Today the roles are reversed. When Democrats move their way, even slightly, it means the pro-life movement is gaining, says Marjorie Dannenfelser, president of the Susan B. Anthony List. “We’re on offense.”
The pro-life movement has a large field to play on. Republicans control 32 state legislatures, 26 of them in states with Republican governors and another one with a Democratic governor but a veto-proof GOP majority. Republican legislators are overwhelmingly pro-life, which wasn’t always the case in the years following the Supreme Court’s 1973 Roe v. Wade decision that legalized abortion nationwide.
With power comes accountability. It’s no longer enough for a Republican lawmaker to say “I’m pro-life” and leave it at that. Led by Ms. Dannenfelser and the Susan B. Anthony List, groups opposed to abortion insist legislators vote their way. Like the National Rifle Association, they keep score.
“We’ve gotten savvy as a movement,” says Michael New, a professor at Florida’s Ave Maria Law School. Sen. Heidi Heitkamp (D., N.D.) faces a tough re-election next year.
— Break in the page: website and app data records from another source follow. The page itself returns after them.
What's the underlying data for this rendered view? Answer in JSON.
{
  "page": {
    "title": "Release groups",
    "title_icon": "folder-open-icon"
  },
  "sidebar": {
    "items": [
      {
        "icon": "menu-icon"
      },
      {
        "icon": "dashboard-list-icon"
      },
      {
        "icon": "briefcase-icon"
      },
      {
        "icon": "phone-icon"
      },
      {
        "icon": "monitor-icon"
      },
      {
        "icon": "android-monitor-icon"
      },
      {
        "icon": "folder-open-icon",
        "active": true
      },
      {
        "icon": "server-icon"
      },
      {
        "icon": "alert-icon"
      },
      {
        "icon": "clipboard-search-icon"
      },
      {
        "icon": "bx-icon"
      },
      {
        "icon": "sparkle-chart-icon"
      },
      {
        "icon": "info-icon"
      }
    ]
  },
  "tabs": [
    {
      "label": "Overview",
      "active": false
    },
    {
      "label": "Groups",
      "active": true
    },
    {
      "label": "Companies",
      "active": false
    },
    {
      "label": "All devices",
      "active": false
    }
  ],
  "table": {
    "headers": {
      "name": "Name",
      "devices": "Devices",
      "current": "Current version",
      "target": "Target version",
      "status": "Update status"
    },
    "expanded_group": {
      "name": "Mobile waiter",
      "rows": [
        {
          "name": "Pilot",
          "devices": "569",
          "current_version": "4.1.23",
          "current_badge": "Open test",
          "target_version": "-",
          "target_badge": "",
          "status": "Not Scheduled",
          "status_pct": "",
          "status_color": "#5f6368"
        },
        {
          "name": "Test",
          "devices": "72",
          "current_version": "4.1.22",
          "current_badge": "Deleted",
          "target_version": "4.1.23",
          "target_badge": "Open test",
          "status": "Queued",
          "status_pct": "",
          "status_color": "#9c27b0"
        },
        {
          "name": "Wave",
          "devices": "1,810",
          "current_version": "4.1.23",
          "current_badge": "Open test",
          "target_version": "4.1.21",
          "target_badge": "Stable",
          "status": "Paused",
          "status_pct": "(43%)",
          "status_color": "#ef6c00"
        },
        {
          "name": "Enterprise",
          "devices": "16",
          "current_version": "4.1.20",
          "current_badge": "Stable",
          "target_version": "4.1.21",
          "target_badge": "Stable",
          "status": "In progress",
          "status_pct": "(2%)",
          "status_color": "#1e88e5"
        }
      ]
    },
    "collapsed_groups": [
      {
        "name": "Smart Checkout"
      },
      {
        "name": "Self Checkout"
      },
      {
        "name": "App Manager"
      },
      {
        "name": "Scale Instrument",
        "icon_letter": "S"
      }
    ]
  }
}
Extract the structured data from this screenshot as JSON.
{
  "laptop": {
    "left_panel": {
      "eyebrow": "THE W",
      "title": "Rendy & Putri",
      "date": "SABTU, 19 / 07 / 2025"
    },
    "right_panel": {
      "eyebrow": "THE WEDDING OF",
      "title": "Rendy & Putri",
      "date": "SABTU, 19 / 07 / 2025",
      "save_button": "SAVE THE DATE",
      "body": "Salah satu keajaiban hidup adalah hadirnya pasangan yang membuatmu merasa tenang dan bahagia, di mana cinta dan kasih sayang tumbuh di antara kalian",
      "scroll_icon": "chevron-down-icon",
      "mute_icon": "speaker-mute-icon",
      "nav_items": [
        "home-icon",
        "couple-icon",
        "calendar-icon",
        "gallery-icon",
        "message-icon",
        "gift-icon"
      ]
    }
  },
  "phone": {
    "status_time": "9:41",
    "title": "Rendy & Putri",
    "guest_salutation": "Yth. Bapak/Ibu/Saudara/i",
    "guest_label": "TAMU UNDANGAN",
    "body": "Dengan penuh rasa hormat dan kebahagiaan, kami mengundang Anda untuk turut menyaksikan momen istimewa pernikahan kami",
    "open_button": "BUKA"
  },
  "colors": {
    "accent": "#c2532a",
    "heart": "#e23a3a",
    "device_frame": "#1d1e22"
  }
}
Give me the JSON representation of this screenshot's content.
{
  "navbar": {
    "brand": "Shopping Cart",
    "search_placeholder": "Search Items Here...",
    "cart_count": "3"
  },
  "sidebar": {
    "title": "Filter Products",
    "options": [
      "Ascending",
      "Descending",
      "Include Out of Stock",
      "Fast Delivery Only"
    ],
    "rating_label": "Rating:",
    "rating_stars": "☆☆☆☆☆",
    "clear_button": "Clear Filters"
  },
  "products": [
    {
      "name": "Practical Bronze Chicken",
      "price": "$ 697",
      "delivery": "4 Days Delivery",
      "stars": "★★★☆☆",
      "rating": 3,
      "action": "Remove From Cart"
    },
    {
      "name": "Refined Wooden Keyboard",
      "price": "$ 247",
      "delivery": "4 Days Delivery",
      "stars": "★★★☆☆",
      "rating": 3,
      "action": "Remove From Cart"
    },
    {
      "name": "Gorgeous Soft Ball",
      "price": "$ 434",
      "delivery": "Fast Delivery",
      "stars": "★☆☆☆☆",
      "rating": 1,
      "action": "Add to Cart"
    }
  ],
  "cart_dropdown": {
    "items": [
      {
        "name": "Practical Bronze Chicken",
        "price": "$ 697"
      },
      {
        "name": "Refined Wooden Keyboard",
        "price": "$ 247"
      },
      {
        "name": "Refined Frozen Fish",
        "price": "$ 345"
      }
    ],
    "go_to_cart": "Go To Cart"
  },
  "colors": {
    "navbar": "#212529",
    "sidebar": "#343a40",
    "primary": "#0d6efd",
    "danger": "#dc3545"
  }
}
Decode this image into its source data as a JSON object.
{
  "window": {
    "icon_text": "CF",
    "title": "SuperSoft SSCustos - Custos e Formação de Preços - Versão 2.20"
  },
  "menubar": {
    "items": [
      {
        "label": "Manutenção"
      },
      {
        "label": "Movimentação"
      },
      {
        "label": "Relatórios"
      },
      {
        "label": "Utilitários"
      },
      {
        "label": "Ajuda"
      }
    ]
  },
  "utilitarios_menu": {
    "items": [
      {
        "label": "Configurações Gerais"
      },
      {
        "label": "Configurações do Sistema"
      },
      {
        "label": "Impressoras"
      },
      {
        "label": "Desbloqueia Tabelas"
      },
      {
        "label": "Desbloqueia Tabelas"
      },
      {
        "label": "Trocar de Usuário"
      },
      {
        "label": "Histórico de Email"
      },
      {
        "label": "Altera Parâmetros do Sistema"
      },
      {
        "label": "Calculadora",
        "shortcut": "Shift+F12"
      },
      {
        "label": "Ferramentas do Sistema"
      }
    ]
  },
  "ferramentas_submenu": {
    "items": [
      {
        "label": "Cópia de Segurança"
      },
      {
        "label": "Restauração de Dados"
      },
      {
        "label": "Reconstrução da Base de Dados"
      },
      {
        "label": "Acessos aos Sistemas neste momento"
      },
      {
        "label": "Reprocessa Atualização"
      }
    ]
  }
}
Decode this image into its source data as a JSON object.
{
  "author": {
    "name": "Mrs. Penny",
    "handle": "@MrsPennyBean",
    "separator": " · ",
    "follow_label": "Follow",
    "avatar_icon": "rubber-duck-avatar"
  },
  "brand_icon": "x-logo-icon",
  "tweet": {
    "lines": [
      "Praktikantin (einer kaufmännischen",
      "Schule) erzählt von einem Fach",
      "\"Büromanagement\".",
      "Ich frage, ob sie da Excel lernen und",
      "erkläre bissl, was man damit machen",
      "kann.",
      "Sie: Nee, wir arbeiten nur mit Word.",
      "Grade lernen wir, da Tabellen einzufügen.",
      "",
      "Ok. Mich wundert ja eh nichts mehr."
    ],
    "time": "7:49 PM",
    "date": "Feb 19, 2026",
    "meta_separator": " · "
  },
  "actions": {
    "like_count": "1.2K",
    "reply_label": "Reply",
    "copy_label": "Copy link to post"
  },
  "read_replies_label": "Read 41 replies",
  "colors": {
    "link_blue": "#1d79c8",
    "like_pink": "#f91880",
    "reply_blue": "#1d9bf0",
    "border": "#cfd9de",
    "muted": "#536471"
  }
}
She’ll have to explain why she voted against a bill to bar abortion after 20 weeks, while the North Dakota Legislature had passed a state version.
As a coalition party of liberal identity groups, Democrats have few options on social issues. Minorities, gay people and immigrants will erupt should their interests be threatened. Tinkering with the party’s image on abortion was less risky. But it doesn’t offer much of a reward either.
CONTACT YOUR REPRESENTATIVES
Browse the resources at Liferight.org. If you would like to speak to someone, or need more information, feel free to use our Contact Form, or contact us at:
Liferight of Watertown, Inc.
Watertown, NY 13601
Phone: (315) 788-4359
Liferight of Watertown is a non-profit organization dedicated to the sanctity of all human life, born and unborn.
Our goal is to educate the public concerning the increased erosion of legal protection for vulnerable human life, be it the unborn, the handicapped, or the elderly.
While we are not a service organization, where the need exists, we will refer those in need to agencies where they may obtain help.
PRAYER FOR PEACE
Immaculate Heart of Mary
help us to conquer the menace of evil
which so easily takes root in the hearts of the people of today,
and whose immeasurable effects
already weigh down upon our modern world
and seem to block the paths toward the future.
From famine and war,
From nuclear war, from incalculable self-destruction,
from every kind of war,
From sins against human life from its very beginning,
From hatred and from the demeaning of the dignity of the children of God,
From every kind of injustice in the life of society,
both national and international,
From readiness to trample on the commandments of God,
From attempts to stifle in human hearts the very truth of God,
From the loss of awareness of good and evil,
From sins against the Holy Spirit,
Accept, O Mother of Christ,
this cry laden with the sufferings of all individual human beings,
laden with the sufferings of whole societies.
Help us with the power of the Holy Spirit to conquer all sin:
individual sin and the "sin of the world",
sin in all of its manifestations.
Let there be revealed once more in the history of the world
the infinite saving power of the redemption:
the power of merciful love.
May it put a stop to evil.
May it transform consciences.
May your Immaculate Heart reveal for all the light of hope.